What horrific desperation drives these men, these clones, to experiment on one of their one? What do they hope to discover through their observations? You don't answer these questions and that's okay. It certainly adds to the mystery and I'd say that feeling of not knowing riding on my shoulders through the entire story fits well with the contest challenge. Although, I won't pretend to fully understand the whole liminal spaces thing (I'm not expecting my contest entry to score too high).

I don't really see any issues in the story I can poke at to bring to your attention. In fact, I'm probably just wasting your time here. It got me asking questions and that's something I appreciate in a story. You do a good job of explaining away the narrator's odd behavior such as why they aren't more alarmed, etc. It made the narrator seem wrong or inhuman in some way. That got me wondering what was done to this person to make him the way he is. I figured not remembering how he got there or even how long he'd been there barely scratches the surface of whatever was done to him. The ending answered a little of that for me, but it still leaves me with plenty to think about.

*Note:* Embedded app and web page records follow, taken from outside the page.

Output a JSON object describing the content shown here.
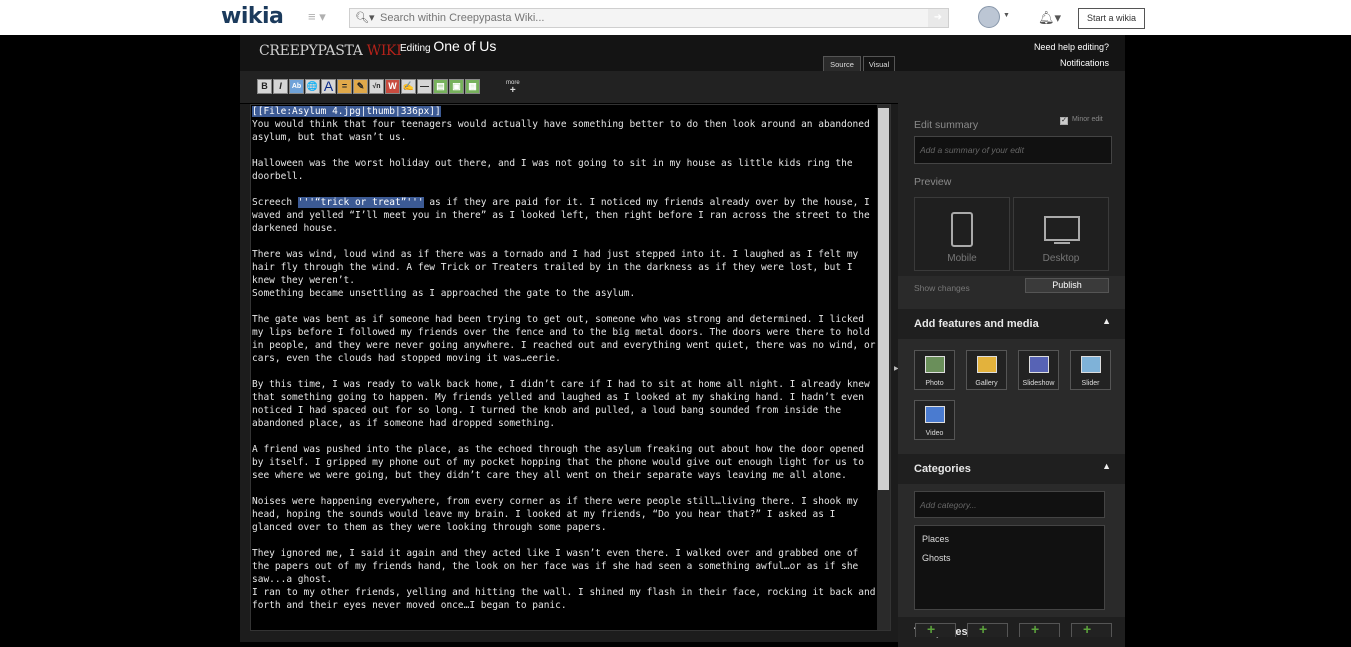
{
  "global_nav": {
    "logo": "wikia",
    "menu_icon": "≡ ▾",
    "search_placeholder": "Search within Creepypasta Wiki...",
    "start_wiki": "Start a wikia"
  },
  "header": {
    "wiki_name_part1": "CREEPYPASTA ",
    "wiki_name_part2": "WIKI",
    "editing_label": "Editing",
    "page_title": "One of Us",
    "help_link": "Need help editing?",
    "notifications": "Notifications"
  },
  "tabs": {
    "source": "Source",
    "visual": "Visual"
  },
  "toolbar": {
    "more_label": "more",
    "more_plus": "+",
    "buttons": [
      "B",
      "I",
      "Ab",
      "🌐",
      "A",
      "=",
      "✎",
      "√n",
      "W",
      "✍",
      "—",
      "▤",
      "▣",
      "▦"
    ]
  },
  "editor": {
    "lines": [
      {
        "pre": "",
        "hl": "[[File:Asylum 4.jpg|thumb|336px]]",
        "post": "\nYou would think that four teenagers would actually have something better to do then look around an abandoned asylum, but that wasn’t us."
      },
      {
        "pre": "Halloween was the worst holiday out there, and I was not going to sit in my house as little kids ring the doorbell.",
        "hl": "",
        "post": ""
      },
      {
        "pre": "Screech ",
        "hl": "'''“trick or treat”'''",
        "post": " as if they are paid for it. I noticed my friends already over by the house, I waved and yelled “I’ll meet you in there” as I looked left, then right before I ran across the street to the darkened house."
      },
      {
        "pre": "There was wind, loud wind as if there was a tornado and I had just stepped into it. I laughed as I felt my hair fly through the wind. A few Trick or Treaters trailed by in the darkness as if they were lost, but I knew they weren’t.\nSomething became unsettling as I approached the gate to the asylum.",
        "hl": "",
        "post": ""
      },
      {
        "pre": "The gate was bent as if someone had been trying to get out, someone who was strong and determined. I licked my lips before I followed my friends over the fence and to the big metal doors. The doors were there to hold in people, and they were never going anywhere. I reached out and everything went quiet, there was no wind, or cars, even the clouds had stopped moving it was…eerie.",
        "hl": "",
        "post": ""
      },
      {
        "pre": "By this time, I was ready to walk back home, I didn’t care if I had to sit at home all night. I already knew that something going to happen. My friends yelled and laughed as I looked at my shaking hand. I hadn’t even noticed I had spaced out for so long. I turned the knob and pulled, a loud bang sounded from inside the abandoned place, as if someone had dropped something.",
        "hl": "",
        "post": ""
      },
      {
        "pre": "A friend was pushed into the place, as the echoed through the asylum freaking out about how the door opened by itself. I gripped my phone out of my pocket hopping that the phone would give out enough light for us to see where we were going, but they didn’t care they all went on their separate ways leaving me all alone.",
        "hl": "",
        "post": ""
      },
      {
        "pre": "Noises were happening everywhere, from every corner as if there were people still…living there. I shook my head, hoping the sounds would leave my brain. I looked at my friends, “Do you hear that?” I asked as I glanced over to them as they were looking through some papers.",
        "hl": "",
        "post": ""
      },
      {
        "pre": "They ignored me, I said it again and they acted like I wasn’t even there. I walked over and grabbed one of the papers out of my friends hand, the look on her face was if she had seen a something awful…or as if she saw...a ghost.\nI ran to my other friends, yelling and hitting the wall. I shined my flash in their face, rocking it back and forth and their eyes never moved once…I began to panic.",
        "hl": "",
        "post": ""
      }
    ]
  },
  "rail": {
    "edit_summary_label": "Edit summary",
    "minor_edit": "Minor edit",
    "summary_placeholder": "Add a summary of your edit",
    "preview_label": "Preview",
    "mobile": "Mobile",
    "desktop": "Desktop",
    "show_changes": "Show changes",
    "publish": "Publish",
    "features_title": "Add features and media",
    "media": [
      "Photo",
      "Gallery",
      "Slideshow",
      "Slider",
      "Video"
    ],
    "categories_title": "Categories",
    "category_placeholder": "Add category...",
    "categories": [
      "Places",
      "Ghosts"
    ],
    "templates_title": "Templates",
    "collapse_glyph": "▲"
  }
}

His lack of emotion other than some basic curiosity and mild concern adds even more to that feeling he's a big part of whatever is going on. Of course, the situation he finds himself in is messed up, but for me it all points back to him and his nearly affectless behavior. His astute observations of his surroundings and the realization he's being observed seem like foreshadowing to me. Whether intentional or not, it's a nice touch.

Anyway, I hope you can find something useful in my ramblings. I don't want to take up too much of your time, so I'll end this by saying I enjoyed your story and good luck in the contest.

A strong draft[]

TetsuyaH (talk) 01:22, 26 August 2022 (UTC) I think an experiment / log entry style was definitely a good way to go for this competiton and the mystery of the files recorded certainly lends itself to the image that you were given. I have to say you did surprise me with the experiment take and didn't fall into the usual tropes. I was immediately intrigued and I found myself constantly wondering about the figures, about how the test subject could survive without needing food or water and what it was all for. I think you give us just enough so that the story isn't boring and just enough to have the reader begging for more. If you choose not to expand in a later draft I don't think that would be a bad thing. All in all it was an enjoyable read and I wish you the best of luck in the contest as a fellow participant!